Amnesty: Sudan fuelling atrocities

Sudan should stop arming an Arab militia accused of atrocities in the rebellious western Darfur region, Amnesty International has demanded.

    Thousands of refugees have fled across the border with Chad

    The London-based human rights group and rebels in the Darfur region say Khartoum is using the Janjawid, a horse or camel-mounted militia, as a proxy force to crush the revolt.

    Fighting erupted in Darfur a year ago with rebels accusing the government of oppressing black Africans and favouring Arabs in an impoverished region historically prone to tensions between the two communities over water and grazing.

    "There is clear evidence of cooperation between government forces and government-aligned militia," Amnesty said on Tuesday.
    Government officials were not immediately available for comment in Khartoum, where Tuesday was a public holiday.
    Relentless government bombing and Janjawid attacks have driven tens of thousands of refugees into neighbouring Chad since December when ceasefire talks collapsed, clearing the way for an escalation in fighting.
    "Civilians have become hostages to the situation in Darfur," Amnesty said, adding whole villages were being destroyed to forcibly displace the local population.

    'Official silence'

    Amnesty said Khartoum had largely failed to condemn the killings, maiming, torture, abductions and arbitrary arrests in Darfur.

    A revolt erupted in the western
    region of Darfur a year ago

    "The silence of the authorities regarding the atrocities committed by the Janjawid suggests that their actions are condoned, if not encouraged, by the government," Amnesty said.

    According to a witness account in a 43-page Amnesty report, Janjawid militiamen attacked civilians telling them: "You are opponents to the regime, we must crush you.

    "As you are black, you are like slaves. The government is on our side. The government plane is on our side, it gives us ammunitions and food."

    Aiding refugees

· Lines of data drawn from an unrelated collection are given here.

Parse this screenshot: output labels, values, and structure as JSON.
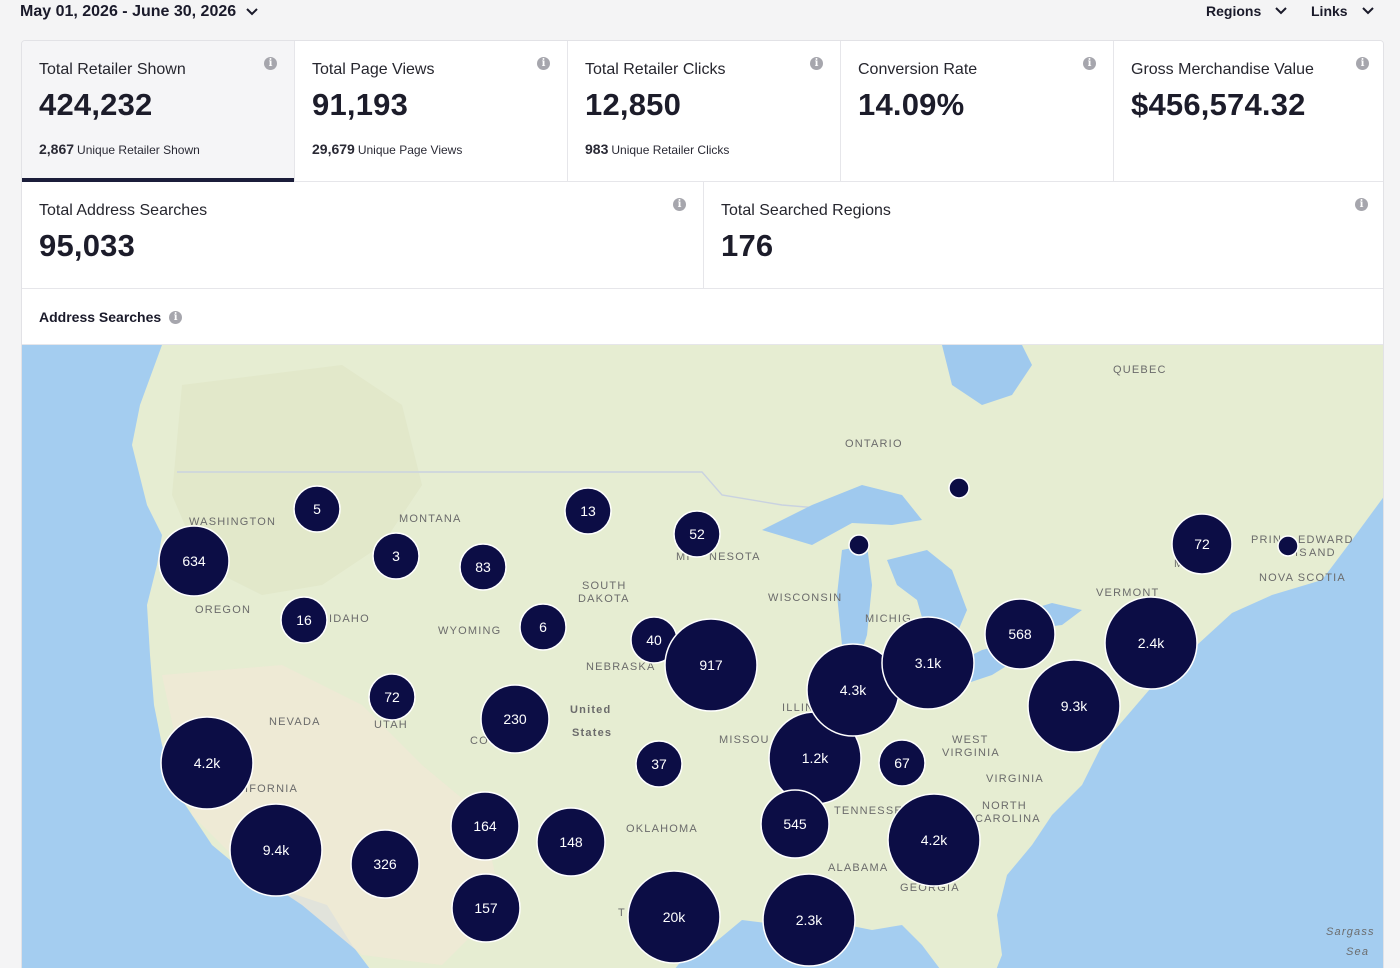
{
  "header": {
    "date_range": "May 01, 2026 - June 30, 2026",
    "regions_label": "Regions",
    "links_label": "Links"
  },
  "metrics": [
    {
      "label": "Total Retailer Shown",
      "value": "424,232",
      "sub_value": "2,867",
      "sub_label": "Unique Retailer Shown"
    },
    {
      "label": "Total Page Views",
      "value": "91,193",
      "sub_value": "29,679",
      "sub_label": "Unique Page Views"
    },
    {
      "label": "Total Retailer Clicks",
      "value": "12,850",
      "sub_value": "983",
      "sub_label": "Unique Retailer Clicks"
    },
    {
      "label": "Conversion Rate",
      "value": "14.09%"
    },
    {
      "label": "Gross Merchandise Value",
      "value": "$456,574.32"
    },
    {
      "label": "Total Address Searches",
      "value": "95,033"
    },
    {
      "label": "Total Searched Regions",
      "value": "176"
    }
  ],
  "info_glyph": "i",
  "map": {
    "title": "Address Searches",
    "region_labels": [
      "WASHINGTON",
      "OREGON",
      "MONTANA",
      "IDAHO",
      "WYOMING",
      "NEVADA",
      "UTAH",
      "CO",
      "IFORNIA",
      "SOUTH",
      "DAKOTA",
      "NEBRASKA",
      "MI",
      "NESOTA",
      "WISCONSIN",
      "ONTARIO",
      "QUEBEC",
      "ILLIN",
      "MISSOU",
      "OKLAHOMA",
      "TENNESSEE",
      "ALABAMA",
      "GEORGIA",
      "MICHIG",
      "WEST",
      "VIRGINIA",
      "VIRGINIA",
      "NORTH",
      "CAROLINA",
      "VERMONT",
      "MA",
      "PRIN",
      "EDWARD",
      "IS",
      "AND",
      "NOVA SCOTIA",
      "United",
      "States",
      "Sargass",
      "Sea",
      "T"
    ],
    "clusters": [
      "5",
      "634",
      "3",
      "83",
      "13",
      "52",
      "16",
      "6",
      "40",
      "917",
      "72",
      "230",
      "4.2k",
      "37",
      "1.2k",
      "4.3k",
      "3.1k",
      "568",
      "2.4k",
      "9.3k",
      "67",
      "545",
      "4.2k",
      "9.4k",
      "326",
      "164",
      "148",
      "157",
      "20k",
      "2.3k",
      "72",
      "",
      "",
      ""
    ],
    "colors": {
      "cluster": "#0c0d45",
      "land": "#e6edd2",
      "water": "#a4cdf0",
      "lake": "#9fc9ee"
    }
  }
}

    The United Nations refugee agency said on Tuesday it had registered more than 4300 Sudanese refugees in and around the town of Tine, Chad, which was bombed a few days ago, and hoped to start relocating them this week.

    Chadian town of Tine lies deserted
    after it was bombed last week

    In addition, the office of the UN High Commissioner for Refugees (UNHCR) said it would increase its presence on the ground to deal with the thousands of refugees who had poured into the country to escape violence in the west of neighbouring Sudan.

    Meanwhile, the Sudanese government has welcomed Chadian President Idris Deby's decision to renew mediation for a peaceful settlement between Khartoum and rebels in western Sudan, a newspaper said on Tuesday.

    North Darfur Governor Usman Yusuf Kabir was quoted by independent Akhbar al-Yum daily as saying he was notified of the new mediation attempt by his Chadian counterpart, the governor of Chad's eastern Wadi Ferra State, at a meeting in  Tine last Saturday.

    Kabir said he discussed with the governor the conditions of the 100,000 refugees who crossed the border into Chad, fleeing the fighting in Darfur.

    SOURCE: Agencies


    'We scoured for days without sleeping, just clothes on our backs'

    'We scoured for days without sleeping, just clothes on our backs'

    The Philippines’ Typhoon Haiyan was the strongest storm ever to make landfall. Five years on, we revisit this story.

    How Moscow lost Riyadh in 1938

    How Moscow lost Riyadh in 1938

    Russian-Saudi relations could be very different today, if Stalin hadn't killed the Soviet ambassador to Saudi Arabia.

    Unification: Saladin and the Fall of Jerusalem

    Unification: Saladin and the Fall of Jerusalem

    We explore how Salah Ed-Din unified the Muslim states and recaptured the holy city of Jerusalem from the crusaders.